Because of this, it is important for third-party companies to first focus on internal reporting so that they can ensure they are doing the best possible job for their lender customers. When evaluating these reports, employees may note things like a vendor consistently slacking on turn times or a lender that is lending in an increasingly wide footprint. Upon seeing things like this, the company can provide its guidance on what alternative vendor options they may have.
And, just because a vendor is flagged for one customer does not mean it is flagged for all customers. Not all vendors are great performers in all areas; one may be a top performer in California but fail miserably on the East Coast. It is up to the third-party company to ensure that each of its customers’ unique requirements are met at all times.
Of course, a reporting solution from a third-party provider is of no use if the provider is not adamant about staying up to date on compliance expectations. As lenders know better than anyone, the home equity and refinance industry is no stranger to ever-changing rules and requirements. By partnering with a company that can easily update its software as soon as laws or industry standards change, lenders save a lot of time and greatly reduce the risk of costly mistakes.
Reporting and analyzing data is truly the best method of vendor management. If a third-party provider has a lender customer that wants to change vendors, that provider should be able to effectively and efficiently collect data on the vendor and present it to the lender to either enforce or dispute their concern. It is vital to avoid making a vendor change based on an isolated incident that could actually make the problem worse.
An all-in-one solution to consolidate settlement services and aggregate vendor management, as opposed to the traditional model of ordering title, valuation and flood reports from different vendors, is critical for lenders to be flexible, successful, and to maintain positive relationships with their borrowers.
About The Author

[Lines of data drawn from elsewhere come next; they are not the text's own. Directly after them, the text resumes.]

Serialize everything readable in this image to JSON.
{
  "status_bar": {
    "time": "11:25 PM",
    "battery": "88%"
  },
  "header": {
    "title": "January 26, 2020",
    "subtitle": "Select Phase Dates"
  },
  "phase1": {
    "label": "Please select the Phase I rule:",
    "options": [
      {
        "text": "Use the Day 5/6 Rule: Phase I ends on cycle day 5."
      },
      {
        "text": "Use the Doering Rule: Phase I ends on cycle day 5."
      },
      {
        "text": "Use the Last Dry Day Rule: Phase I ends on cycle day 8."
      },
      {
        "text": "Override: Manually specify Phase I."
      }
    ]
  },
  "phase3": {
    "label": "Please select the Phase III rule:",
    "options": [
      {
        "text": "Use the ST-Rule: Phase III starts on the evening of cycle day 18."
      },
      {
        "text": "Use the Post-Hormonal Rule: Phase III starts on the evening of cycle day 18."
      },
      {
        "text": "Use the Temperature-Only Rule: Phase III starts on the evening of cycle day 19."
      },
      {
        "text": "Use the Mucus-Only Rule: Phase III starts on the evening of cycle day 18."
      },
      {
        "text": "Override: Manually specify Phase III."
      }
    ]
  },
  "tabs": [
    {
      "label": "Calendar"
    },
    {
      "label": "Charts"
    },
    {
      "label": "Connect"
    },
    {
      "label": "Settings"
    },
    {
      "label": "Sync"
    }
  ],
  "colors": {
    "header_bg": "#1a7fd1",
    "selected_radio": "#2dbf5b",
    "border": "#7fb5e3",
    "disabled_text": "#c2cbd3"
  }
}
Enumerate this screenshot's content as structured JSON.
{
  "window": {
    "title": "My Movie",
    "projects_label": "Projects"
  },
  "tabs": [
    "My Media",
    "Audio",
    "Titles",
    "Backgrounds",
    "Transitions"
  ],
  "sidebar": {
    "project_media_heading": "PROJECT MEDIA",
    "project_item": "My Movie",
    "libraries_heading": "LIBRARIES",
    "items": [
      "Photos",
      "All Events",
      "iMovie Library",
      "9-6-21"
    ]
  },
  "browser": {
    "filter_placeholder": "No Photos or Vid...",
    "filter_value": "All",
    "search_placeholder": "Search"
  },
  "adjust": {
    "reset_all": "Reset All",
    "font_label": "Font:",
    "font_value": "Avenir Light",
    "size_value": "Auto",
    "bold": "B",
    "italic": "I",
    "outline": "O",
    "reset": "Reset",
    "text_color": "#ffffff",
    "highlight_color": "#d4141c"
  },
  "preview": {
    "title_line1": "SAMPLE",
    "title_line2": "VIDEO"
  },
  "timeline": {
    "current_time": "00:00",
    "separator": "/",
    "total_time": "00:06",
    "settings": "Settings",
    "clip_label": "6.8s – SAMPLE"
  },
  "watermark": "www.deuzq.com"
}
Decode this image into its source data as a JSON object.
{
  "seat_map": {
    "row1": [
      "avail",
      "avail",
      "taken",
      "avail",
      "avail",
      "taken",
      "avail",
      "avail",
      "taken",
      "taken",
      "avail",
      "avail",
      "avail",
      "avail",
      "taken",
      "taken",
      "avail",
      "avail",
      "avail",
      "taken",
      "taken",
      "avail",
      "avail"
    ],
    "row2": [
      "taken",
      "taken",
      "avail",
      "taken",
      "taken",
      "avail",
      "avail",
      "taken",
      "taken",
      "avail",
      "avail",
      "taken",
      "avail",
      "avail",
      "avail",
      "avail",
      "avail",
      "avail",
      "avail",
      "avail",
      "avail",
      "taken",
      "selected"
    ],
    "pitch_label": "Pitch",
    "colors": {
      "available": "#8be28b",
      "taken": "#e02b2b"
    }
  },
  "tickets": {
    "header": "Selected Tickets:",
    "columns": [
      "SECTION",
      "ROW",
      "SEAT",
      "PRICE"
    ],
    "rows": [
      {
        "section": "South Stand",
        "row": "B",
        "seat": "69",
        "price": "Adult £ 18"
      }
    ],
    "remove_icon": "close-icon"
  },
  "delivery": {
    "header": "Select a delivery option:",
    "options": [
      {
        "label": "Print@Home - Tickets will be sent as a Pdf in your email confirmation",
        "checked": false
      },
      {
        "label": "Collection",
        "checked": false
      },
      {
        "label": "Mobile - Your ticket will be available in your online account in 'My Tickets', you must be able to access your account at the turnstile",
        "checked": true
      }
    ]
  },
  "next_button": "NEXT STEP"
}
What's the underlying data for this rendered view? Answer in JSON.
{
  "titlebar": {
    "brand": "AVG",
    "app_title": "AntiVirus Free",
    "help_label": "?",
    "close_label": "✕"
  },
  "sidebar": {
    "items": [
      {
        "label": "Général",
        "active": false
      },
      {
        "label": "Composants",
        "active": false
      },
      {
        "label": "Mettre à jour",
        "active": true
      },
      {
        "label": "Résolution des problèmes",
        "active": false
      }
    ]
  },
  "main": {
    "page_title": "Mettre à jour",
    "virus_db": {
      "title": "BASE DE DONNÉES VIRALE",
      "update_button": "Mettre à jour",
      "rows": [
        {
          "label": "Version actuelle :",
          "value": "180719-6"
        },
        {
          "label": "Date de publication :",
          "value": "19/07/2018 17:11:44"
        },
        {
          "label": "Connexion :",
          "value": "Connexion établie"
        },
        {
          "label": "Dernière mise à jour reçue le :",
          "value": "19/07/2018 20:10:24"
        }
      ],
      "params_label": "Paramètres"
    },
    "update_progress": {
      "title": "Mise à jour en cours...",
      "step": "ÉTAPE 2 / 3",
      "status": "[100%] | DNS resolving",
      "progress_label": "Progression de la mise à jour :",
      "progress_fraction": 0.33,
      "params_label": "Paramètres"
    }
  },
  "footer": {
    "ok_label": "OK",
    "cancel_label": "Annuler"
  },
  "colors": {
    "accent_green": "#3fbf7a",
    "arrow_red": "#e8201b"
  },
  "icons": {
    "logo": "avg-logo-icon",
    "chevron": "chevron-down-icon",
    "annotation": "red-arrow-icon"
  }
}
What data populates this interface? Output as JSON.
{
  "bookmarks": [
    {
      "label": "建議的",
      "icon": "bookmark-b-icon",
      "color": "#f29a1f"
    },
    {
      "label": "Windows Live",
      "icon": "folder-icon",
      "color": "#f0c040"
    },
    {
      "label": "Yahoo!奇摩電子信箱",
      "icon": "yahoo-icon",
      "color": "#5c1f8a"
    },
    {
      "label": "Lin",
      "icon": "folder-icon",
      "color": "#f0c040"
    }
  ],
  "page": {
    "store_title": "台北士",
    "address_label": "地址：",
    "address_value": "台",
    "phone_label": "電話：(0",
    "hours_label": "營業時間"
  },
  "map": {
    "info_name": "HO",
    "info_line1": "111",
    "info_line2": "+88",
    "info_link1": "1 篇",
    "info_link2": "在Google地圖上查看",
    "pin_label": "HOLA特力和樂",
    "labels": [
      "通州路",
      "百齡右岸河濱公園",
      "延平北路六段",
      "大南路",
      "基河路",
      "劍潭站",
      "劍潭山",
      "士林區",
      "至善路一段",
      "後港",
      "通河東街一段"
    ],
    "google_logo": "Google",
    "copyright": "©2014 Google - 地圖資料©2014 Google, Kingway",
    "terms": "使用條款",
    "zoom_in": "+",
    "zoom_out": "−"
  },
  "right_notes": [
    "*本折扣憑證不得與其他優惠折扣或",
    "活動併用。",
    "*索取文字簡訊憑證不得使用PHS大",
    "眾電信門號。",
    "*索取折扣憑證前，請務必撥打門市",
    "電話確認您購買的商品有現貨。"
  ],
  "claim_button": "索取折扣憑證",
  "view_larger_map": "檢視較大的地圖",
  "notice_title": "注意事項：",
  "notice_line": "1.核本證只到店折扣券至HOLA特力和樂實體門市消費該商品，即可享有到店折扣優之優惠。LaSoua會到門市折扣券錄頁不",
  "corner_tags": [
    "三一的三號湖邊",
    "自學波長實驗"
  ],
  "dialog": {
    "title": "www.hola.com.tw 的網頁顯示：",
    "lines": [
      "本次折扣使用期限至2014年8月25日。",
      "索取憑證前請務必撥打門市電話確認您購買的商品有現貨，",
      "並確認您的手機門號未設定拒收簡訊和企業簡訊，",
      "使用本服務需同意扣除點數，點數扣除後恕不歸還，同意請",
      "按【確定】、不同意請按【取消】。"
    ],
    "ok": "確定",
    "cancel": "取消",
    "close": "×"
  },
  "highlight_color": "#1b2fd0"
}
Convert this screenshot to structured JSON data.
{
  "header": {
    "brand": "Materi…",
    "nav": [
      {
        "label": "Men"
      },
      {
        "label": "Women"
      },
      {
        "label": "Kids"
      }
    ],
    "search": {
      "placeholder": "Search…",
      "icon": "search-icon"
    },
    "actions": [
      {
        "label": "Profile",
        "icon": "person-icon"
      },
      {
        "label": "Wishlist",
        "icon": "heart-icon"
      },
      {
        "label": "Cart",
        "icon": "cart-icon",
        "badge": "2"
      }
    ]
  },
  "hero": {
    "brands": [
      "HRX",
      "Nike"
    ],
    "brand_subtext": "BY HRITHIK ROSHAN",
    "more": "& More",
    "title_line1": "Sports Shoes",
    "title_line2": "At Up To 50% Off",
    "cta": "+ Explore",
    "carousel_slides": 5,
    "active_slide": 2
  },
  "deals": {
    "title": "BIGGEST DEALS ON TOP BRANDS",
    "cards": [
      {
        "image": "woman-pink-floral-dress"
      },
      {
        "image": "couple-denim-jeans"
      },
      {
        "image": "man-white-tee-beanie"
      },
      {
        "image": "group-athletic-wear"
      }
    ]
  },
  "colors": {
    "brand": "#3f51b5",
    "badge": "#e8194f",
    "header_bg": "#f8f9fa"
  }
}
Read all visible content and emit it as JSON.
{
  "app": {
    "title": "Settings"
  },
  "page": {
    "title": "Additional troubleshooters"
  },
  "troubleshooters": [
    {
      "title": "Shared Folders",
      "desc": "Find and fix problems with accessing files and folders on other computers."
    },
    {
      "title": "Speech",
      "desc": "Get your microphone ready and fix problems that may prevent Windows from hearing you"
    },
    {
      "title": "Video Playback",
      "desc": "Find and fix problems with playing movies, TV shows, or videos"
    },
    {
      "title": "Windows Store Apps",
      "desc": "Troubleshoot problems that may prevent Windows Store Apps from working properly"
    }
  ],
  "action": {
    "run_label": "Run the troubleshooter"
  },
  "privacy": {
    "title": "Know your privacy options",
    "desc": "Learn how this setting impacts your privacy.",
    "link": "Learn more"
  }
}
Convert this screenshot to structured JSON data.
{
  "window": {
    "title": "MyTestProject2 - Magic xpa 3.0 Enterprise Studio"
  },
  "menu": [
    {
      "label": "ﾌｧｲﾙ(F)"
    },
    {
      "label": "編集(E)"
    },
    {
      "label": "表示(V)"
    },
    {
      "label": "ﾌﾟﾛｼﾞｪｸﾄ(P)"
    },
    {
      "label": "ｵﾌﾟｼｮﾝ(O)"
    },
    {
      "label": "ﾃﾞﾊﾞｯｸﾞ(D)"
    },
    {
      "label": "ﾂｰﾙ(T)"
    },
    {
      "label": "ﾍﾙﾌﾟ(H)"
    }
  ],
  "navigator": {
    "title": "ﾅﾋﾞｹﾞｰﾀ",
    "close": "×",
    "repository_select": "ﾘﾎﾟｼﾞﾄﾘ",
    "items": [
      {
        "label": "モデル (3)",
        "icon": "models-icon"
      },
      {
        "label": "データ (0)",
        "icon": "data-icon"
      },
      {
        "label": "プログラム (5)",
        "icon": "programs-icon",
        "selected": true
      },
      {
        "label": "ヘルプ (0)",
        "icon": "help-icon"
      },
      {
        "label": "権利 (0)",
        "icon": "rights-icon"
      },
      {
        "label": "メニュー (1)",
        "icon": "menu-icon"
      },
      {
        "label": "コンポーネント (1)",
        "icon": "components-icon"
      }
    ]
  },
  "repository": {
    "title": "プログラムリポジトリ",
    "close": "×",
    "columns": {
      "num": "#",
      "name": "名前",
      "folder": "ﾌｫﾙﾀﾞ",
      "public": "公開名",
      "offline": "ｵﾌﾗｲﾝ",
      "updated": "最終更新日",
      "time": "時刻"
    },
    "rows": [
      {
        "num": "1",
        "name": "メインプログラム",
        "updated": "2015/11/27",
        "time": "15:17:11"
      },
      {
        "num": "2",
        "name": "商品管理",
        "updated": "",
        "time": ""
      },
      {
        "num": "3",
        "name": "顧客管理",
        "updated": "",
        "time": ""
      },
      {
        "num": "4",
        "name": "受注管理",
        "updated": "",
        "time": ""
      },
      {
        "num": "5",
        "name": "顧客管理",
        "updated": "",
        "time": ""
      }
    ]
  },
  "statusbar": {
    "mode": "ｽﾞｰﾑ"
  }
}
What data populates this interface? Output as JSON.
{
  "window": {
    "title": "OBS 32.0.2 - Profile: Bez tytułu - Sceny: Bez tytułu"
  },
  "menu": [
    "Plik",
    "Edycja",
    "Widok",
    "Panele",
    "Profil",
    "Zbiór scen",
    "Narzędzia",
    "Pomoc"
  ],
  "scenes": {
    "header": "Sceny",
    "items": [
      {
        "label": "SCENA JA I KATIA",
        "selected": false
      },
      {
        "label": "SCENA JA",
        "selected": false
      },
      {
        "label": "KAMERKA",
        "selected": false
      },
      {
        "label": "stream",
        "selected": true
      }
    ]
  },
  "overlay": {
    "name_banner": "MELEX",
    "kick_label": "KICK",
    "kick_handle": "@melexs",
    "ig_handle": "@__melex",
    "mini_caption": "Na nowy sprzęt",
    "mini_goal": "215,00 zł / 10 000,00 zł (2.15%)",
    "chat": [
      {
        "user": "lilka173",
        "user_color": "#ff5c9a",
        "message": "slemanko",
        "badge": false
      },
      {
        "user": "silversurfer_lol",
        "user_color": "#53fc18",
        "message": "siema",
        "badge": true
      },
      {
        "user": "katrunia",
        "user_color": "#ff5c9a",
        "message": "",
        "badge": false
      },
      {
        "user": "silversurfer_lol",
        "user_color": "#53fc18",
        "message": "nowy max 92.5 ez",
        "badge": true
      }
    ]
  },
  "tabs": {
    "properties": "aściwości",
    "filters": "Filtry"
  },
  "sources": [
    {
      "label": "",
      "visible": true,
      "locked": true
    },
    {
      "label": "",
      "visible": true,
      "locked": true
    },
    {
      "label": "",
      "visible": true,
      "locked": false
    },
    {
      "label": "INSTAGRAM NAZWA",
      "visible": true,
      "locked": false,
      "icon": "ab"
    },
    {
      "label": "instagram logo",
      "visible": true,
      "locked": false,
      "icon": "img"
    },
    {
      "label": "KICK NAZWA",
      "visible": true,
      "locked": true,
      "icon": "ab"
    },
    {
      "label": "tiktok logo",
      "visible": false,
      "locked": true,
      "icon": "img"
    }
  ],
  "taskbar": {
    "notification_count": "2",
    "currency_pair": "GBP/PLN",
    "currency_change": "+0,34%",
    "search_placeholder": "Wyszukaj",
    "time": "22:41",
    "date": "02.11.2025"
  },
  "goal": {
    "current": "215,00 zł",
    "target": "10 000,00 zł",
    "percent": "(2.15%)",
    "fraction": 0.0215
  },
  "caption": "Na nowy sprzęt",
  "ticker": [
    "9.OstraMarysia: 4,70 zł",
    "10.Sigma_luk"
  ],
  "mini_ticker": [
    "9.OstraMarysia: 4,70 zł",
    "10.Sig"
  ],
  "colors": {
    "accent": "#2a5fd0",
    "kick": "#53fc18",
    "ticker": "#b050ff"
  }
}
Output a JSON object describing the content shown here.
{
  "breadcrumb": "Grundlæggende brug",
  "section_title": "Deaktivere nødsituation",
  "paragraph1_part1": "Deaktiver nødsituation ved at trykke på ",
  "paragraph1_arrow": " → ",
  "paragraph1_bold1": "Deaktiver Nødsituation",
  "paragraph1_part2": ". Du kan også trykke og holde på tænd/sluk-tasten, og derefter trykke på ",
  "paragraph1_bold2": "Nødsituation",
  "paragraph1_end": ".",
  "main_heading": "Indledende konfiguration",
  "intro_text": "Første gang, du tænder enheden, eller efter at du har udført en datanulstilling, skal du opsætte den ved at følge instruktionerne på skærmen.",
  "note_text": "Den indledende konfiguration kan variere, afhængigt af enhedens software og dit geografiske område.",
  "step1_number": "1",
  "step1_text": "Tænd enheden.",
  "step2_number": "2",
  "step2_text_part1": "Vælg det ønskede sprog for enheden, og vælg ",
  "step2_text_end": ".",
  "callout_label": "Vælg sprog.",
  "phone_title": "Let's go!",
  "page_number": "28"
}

Christina Hardin is a systems analyst at Austin, Texas-based FirstClose, provider of end-to-end technology solutions to mortgage lenders nationwide. The FirstClose reporting suite is the first, comprehensive solution with capabilities to deliver title, flood, valuation and other important data elements in one report. For more information, visit www.firstclose.com.